My conclusion is that people with mental illness are assessed to be: a) you can go home but we gonna send you a supportive text now and then, b) stay in the ward until your lithium kicks in (and you are less likely to harm yourself or others, or all of the above) and my personal favourite: c) do not pass begin, do not collect your money, go straight to and stay in psychiatric jail. And I the most get stuck on the somebody else classifies you as A, B or C and will / won’t wreck the rest of your entire life.  Someone else says SMD – and all of a sudden you feel like you have a non-sexually transmitted life-threatening infection and your mind herpes is sticking out for everyone to see.  Yes, they SMD’d me and initially, I needed to bake and cook the entire contents of my fridge, and not work, and feel stressed about that, and everything else I may have forgotten because well severe.   But I have something to say.  And I hope the SMD box tickers hear me loud and clear.

When you ask me to tick a list of questions about how well I am functioning when I’m actually not, it’s unsurprising that “washing” and “toothbrushing” are totally trumped (excuse the pun) by sloth like motion, chain smoking and living my best, depressed life.  During said life, I practice food network hopping, extended sleep therapy until one of my children reminds me that they haven’t eaten and well, severe and hungry should never be in the same sentence.  I also have to tell you that you have no diagnosis or symptomatic description of the bravery it takes to get up each day, the severe weight of your bones, blood and limbs it seems that you drag yourself through to make a living for your family.  For walking through oceans of anxiety, but still appearing to wear some slips off me swimsuit that doesn’t exist.  No.  Don’t you dare tick my SMD box.  Because I am Seriously Mad about this Disorder you’ve given me.

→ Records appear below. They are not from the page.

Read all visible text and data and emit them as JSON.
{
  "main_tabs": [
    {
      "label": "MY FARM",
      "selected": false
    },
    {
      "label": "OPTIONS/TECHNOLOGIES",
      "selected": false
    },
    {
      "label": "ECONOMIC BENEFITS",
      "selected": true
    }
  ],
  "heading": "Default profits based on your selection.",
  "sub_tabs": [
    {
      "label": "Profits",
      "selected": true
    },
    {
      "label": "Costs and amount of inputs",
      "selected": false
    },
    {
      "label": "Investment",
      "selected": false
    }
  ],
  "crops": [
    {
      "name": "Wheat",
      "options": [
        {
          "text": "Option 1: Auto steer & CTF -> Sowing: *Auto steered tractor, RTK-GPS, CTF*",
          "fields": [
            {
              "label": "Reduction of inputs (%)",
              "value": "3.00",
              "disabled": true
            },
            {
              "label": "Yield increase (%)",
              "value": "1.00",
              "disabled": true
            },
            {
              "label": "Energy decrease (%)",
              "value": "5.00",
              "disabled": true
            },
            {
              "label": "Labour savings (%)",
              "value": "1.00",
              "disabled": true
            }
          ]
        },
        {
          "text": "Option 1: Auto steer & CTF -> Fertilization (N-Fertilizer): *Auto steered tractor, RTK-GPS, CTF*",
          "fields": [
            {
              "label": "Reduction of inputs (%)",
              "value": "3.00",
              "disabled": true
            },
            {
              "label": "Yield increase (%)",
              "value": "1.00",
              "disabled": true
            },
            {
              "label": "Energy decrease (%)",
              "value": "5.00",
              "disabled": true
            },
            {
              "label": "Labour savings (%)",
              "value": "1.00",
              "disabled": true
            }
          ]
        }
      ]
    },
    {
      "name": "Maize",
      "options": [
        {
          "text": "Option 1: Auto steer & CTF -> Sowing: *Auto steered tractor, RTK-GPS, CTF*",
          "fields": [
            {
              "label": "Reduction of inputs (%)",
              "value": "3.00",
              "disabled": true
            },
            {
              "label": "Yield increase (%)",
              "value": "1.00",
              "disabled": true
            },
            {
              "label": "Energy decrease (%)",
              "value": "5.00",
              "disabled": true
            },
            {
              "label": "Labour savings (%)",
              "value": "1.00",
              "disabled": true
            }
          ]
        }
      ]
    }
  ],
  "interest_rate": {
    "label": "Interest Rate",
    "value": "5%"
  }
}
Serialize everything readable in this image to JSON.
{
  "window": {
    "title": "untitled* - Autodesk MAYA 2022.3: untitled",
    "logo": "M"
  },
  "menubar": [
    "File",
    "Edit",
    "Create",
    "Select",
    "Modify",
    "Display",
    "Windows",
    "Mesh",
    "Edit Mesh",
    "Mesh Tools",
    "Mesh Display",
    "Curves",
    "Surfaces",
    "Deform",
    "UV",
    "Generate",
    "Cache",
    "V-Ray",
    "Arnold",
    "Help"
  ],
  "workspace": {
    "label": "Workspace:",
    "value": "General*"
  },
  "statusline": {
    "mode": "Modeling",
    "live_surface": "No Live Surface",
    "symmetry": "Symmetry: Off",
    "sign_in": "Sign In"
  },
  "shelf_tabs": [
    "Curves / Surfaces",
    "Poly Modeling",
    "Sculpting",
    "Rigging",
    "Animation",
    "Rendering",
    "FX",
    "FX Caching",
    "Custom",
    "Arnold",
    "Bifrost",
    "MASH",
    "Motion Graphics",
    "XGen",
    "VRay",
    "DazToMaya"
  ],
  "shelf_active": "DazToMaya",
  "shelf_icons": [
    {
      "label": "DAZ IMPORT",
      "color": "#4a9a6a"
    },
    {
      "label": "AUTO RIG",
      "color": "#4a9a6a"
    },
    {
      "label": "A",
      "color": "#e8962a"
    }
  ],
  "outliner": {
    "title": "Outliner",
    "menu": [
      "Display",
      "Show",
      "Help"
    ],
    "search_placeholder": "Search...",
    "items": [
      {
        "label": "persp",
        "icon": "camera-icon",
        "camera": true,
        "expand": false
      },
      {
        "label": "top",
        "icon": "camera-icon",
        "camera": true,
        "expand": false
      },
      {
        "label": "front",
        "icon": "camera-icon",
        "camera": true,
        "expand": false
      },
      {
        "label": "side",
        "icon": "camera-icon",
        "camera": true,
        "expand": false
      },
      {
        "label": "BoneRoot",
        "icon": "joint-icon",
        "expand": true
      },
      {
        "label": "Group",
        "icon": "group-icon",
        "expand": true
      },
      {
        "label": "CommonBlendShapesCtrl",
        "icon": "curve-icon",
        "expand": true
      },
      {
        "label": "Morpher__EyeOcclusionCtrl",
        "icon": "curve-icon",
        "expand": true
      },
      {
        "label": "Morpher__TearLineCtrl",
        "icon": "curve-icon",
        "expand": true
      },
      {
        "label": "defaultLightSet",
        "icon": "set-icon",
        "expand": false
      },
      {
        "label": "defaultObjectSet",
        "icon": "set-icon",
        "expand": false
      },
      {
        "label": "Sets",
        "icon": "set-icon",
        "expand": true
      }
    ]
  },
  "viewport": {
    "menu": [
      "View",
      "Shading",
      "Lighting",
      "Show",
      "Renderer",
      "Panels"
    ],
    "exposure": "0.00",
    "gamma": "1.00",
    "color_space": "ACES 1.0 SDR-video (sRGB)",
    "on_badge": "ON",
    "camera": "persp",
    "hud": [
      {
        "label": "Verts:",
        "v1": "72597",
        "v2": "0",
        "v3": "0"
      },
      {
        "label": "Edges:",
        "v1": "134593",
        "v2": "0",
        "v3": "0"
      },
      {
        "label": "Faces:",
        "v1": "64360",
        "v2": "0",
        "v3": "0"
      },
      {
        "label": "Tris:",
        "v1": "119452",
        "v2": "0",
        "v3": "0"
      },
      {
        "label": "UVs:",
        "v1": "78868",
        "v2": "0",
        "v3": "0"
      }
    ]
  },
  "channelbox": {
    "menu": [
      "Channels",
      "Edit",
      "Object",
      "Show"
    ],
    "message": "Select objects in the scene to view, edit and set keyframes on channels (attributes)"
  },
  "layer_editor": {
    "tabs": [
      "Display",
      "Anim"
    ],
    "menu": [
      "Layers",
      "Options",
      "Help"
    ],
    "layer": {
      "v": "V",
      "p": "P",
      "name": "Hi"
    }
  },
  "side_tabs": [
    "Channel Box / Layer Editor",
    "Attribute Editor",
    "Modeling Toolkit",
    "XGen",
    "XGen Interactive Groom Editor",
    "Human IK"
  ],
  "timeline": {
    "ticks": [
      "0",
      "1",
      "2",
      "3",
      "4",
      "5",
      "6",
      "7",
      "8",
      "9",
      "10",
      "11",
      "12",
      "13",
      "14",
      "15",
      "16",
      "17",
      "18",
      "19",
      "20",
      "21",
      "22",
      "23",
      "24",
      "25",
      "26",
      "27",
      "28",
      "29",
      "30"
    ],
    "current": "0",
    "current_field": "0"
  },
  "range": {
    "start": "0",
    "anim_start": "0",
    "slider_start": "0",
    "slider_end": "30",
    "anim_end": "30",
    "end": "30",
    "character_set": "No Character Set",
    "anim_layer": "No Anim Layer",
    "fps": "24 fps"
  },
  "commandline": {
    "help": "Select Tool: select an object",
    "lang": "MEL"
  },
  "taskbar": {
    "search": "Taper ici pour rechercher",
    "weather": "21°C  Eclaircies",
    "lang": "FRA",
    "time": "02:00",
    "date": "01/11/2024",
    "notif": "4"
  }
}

Because me like many others in our Continent live with their SMD’s.  They don’t want to, but know no alternative, no reach to care, no reach to medicine, no reach to counselling.  They’re – we are – often mis-treated in far flung communities where even the littlest bit of extra is seen as severe.  Chained even.  Because in my experience, when others decide who or what you are, how disabled or not you are – you either end up believing it yourself (worst) or they continue to SMD you – no matter what (not nice either).  Instead today my friends, I say stand up.  Stand up and be proud of who you are – and never allow a clinical assessment to define how good or bad your life is.  I’ll be SMD’d if I do.  Be part of those who support us as opposed to those who don’t.  I am 4 M’s Bipolar Mom.